Artificial Joints May Soon Run Smoother
Nature's Secret Lubricant: Tiny 'Brushes' Fight Friction
Sept. 10, 2003 -- A biochemical breakthrough means that replacement joints soon may run a lot more smoothly -- and last a lot longer.
That would be good news for people with artificial hips, knees, and other joints who need expensive surgery when their bionic parts need replacement.
The news comes from the lab of Jacob Klein, PhD, of Israel's Weizmann Institute and England's Oxford University. Klein and colleagues report the finding in the Sept. 11 issue of Nature.
The researchers were studying friction between two surfaces rubbed together under water. To reduce the friction between the surfaces, they attached tiny "bristles" to each surface.
Each bristle is made of long organic molecules with a water-hating bottom half that sticks to the surface. The top half of each bristle is made of water-loving molecules with an electric charge. When two of these "hairbrush" surfaces are rubbed together in water, they repel each other. This makes for minimal friction.

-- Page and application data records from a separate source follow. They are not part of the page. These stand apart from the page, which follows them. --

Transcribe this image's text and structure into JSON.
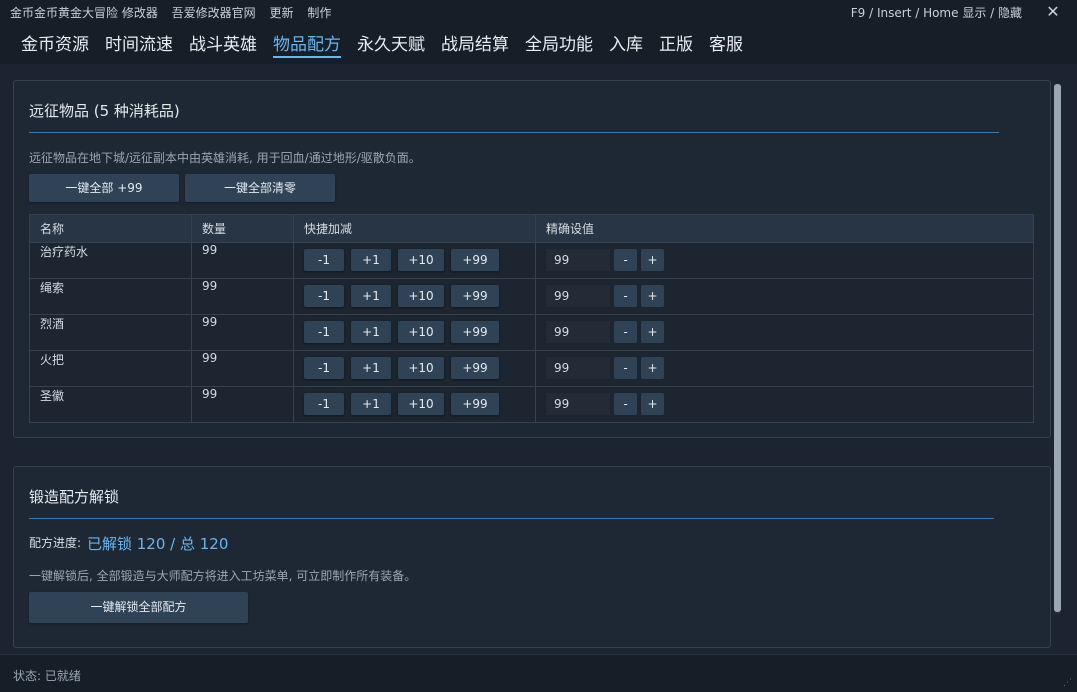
{
  "title_bar": {
    "app_title": "金币金币黄金大冒险 修改器",
    "links": [
      "吾爱修改器官网",
      "更新",
      "制作"
    ],
    "hotkey_hint": "F9 / Insert / Home  显示 / 隐藏",
    "close_glyph": "✕"
  },
  "tabs": [
    {
      "label": "金币资源"
    },
    {
      "label": "时间流速"
    },
    {
      "label": "战斗英雄"
    },
    {
      "label": "物品配方"
    },
    {
      "label": "永久天赋"
    },
    {
      "label": "战局结算"
    },
    {
      "label": "全局功能"
    },
    {
      "label": "入库"
    },
    {
      "label": "正版"
    },
    {
      "label": "客服"
    }
  ],
  "active_tab": "物品配方",
  "expedition": {
    "title": "远征物品 (5 种消耗品)",
    "description": "远征物品在地下城/远征副本中由英雄消耗, 用于回血/通过地形/驱散负面。",
    "btn_all_99": "一键全部 +99",
    "btn_clear_all": "一键全部清零",
    "table": {
      "headers": [
        "名称",
        "数量",
        "快捷加减",
        "精确设值"
      ],
      "quick_buttons": [
        "-1",
        "+1",
        "+10",
        "+99"
      ],
      "minus": "-",
      "plus": "+",
      "rows": [
        {
          "name": "治疗药水",
          "qty": "99",
          "set_value": "99"
        },
        {
          "name": "绳索",
          "qty": "99",
          "set_value": "99"
        },
        {
          "name": "烈酒",
          "qty": "99",
          "set_value": "99"
        },
        {
          "name": "火把",
          "qty": "99",
          "set_value": "99"
        },
        {
          "name": "圣徽",
          "qty": "99",
          "set_value": "99"
        }
      ]
    }
  },
  "forge": {
    "title": "锻造配方解锁",
    "progress_label": "配方进度:",
    "progress_value": "已解锁 120 / 总 120",
    "description": "一键解锁后, 全部锻造与大师配方将进入工坊菜单, 可立即制作所有装备。",
    "unlock_btn": "一键解锁全部配方"
  },
  "status": {
    "text": "状态: 已就绪",
    "grip": "⋰"
  },
  "colors": {
    "background": "#1b2430",
    "panel": "#1e2834",
    "accent": "#6cb4ee",
    "button": "#2f4256"
  }
}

Biological surfaces have similar electrical charges. Klein and colleagues suggest that their polymer brushes may not be new, after all. Mother Nature may already be using them for lubrication.
"Our findings may have implications for ... the design of lubricated surfaces in artificial implants," the researchers suggest.